**Your goal:** Where a line below holds the string "Citation", copy that line.

**Records provided:**
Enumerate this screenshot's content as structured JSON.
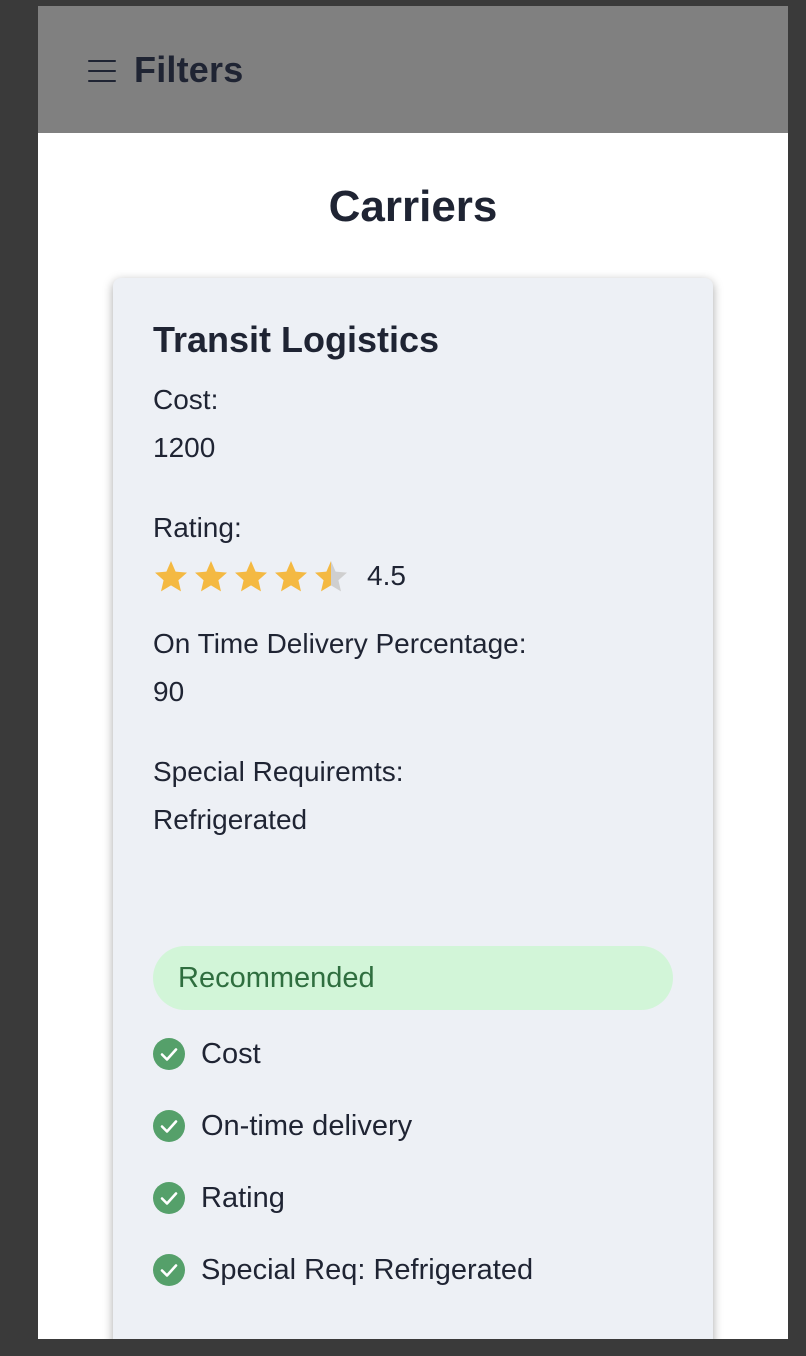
{
  "header": {
    "menu_icon": "hamburger-menu-icon",
    "title": "Filters"
  },
  "page": {
    "title": "Carriers"
  },
  "carrier": {
    "name": "Transit Logistics",
    "cost_label": "Cost:",
    "cost_value": "1200",
    "rating_label": "Rating:",
    "rating_value": "4.5",
    "rating_stars_filled_fraction": 0.9,
    "on_time_label": "On Time Delivery Percentage:",
    "on_time_value": "90",
    "special_label": "Special Requiremts:",
    "special_value": "Refrigerated"
  },
  "recommendation": {
    "badge": "Recommended",
    "reasons": [
      {
        "label": "Cost",
        "icon": "check-circle-icon"
      },
      {
        "label": "On-time delivery",
        "icon": "check-circle-icon"
      },
      {
        "label": "Rating",
        "icon": "check-circle-icon"
      },
      {
        "label": "Special Req: Refrigerated",
        "icon": "check-circle-icon"
      }
    ]
  },
  "colors": {
    "header_bg": "#808080",
    "card_bg": "#edf0f5",
    "star_filled": "#f4b942",
    "star_empty": "#cfcfcf",
    "badge_bg": "#d2f5d8",
    "badge_text": "#2f6e3f",
    "check": "#55a06a"
  }
}
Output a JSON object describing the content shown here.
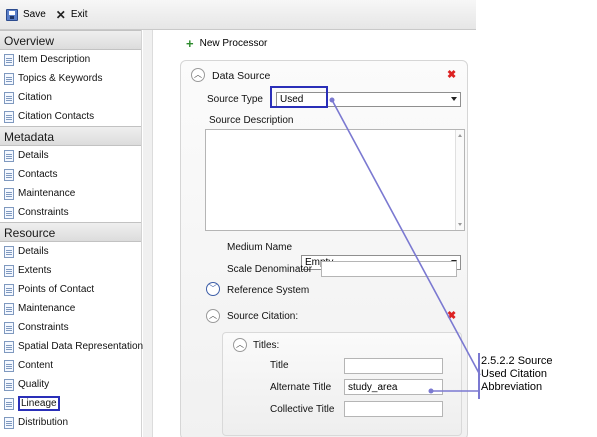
{
  "toolbar": {
    "save_label": "Save",
    "exit_label": "Exit"
  },
  "sidebar": {
    "sections": [
      {
        "title": "Overview",
        "items": [
          "Item Description",
          "Topics & Keywords",
          "Citation",
          "Citation Contacts"
        ]
      },
      {
        "title": "Metadata",
        "items": [
          "Details",
          "Contacts",
          "Maintenance",
          "Constraints"
        ]
      },
      {
        "title": "Resource",
        "items": [
          "Details",
          "Extents",
          "Points of Contact",
          "Maintenance",
          "Constraints",
          "Spatial Data Representation",
          "Content",
          "Quality",
          "Lineage",
          "Distribution"
        ]
      }
    ],
    "selected_item": "Lineage"
  },
  "content": {
    "new_processor_label": "New Processor",
    "data_source": {
      "title": "Data Source",
      "source_type_label": "Source Type",
      "source_type_value": "Used",
      "source_description_label": "Source Description",
      "source_description_value": "",
      "medium_name_label": "Medium Name",
      "medium_name_value": "Empty",
      "scale_denominator_label": "Scale Denominator",
      "scale_denominator_value": "",
      "reference_system_label": "Reference System",
      "source_citation_label": "Source Citation:",
      "titles": {
        "header": "Titles:",
        "title_label": "Title",
        "title_value": "",
        "alternate_title_label": "Alternate Title",
        "alternate_title_value": "study_area",
        "collective_title_label": "Collective Title",
        "collective_title_value": ""
      }
    }
  },
  "annotation": {
    "line1": "2.5.2.2 Source",
    "line2": "Used Citation",
    "line3": "Abbreviation",
    "color": "#7b79d1",
    "box_color": "#2a2fb8"
  }
}
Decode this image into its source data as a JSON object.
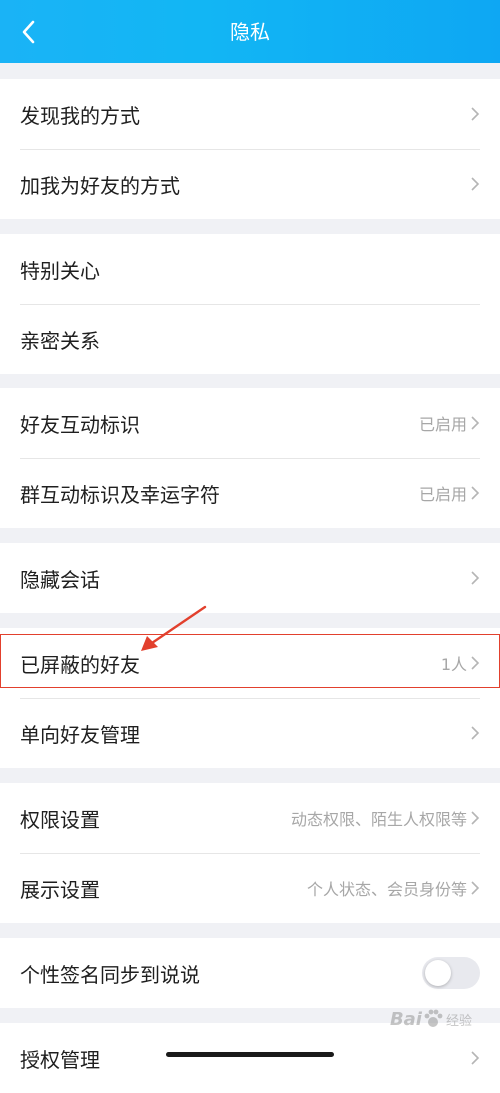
{
  "header": {
    "title": "隐私"
  },
  "sections": [
    {
      "rows": [
        {
          "label": "发现我的方式"
        },
        {
          "label": "加我为好友的方式"
        }
      ]
    },
    {
      "rows": [
        {
          "label": "特别关心"
        },
        {
          "label": "亲密关系"
        }
      ]
    },
    {
      "rows": [
        {
          "label": "好友互动标识",
          "value": "已启用"
        },
        {
          "label": "群互动标识及幸运字符",
          "value": "已启用"
        }
      ]
    },
    {
      "rows": [
        {
          "label": "隐藏会话"
        }
      ]
    },
    {
      "rows": [
        {
          "label": "已屏蔽的好友",
          "value": "1人"
        },
        {
          "label": "单向好友管理"
        }
      ]
    },
    {
      "rows": [
        {
          "label": "权限设置",
          "value": "动态权限、陌生人权限等"
        },
        {
          "label": "展示设置",
          "value": "个人状态、会员身份等"
        }
      ]
    },
    {
      "rows": [
        {
          "label": "个性签名同步到说说",
          "toggle": false
        }
      ]
    },
    {
      "rows": [
        {
          "label": "授权管理"
        }
      ]
    }
  ],
  "colors": {
    "header": "#12b6f4",
    "highlight": "#e2402d"
  },
  "watermark": {
    "text": "Bai",
    "suffix": "经验"
  }
}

**Task solution:**
          "Citation",
          "Citation Contacts"
      "source_citation_label": "Source Citation:",
    "line2": "Used Citation",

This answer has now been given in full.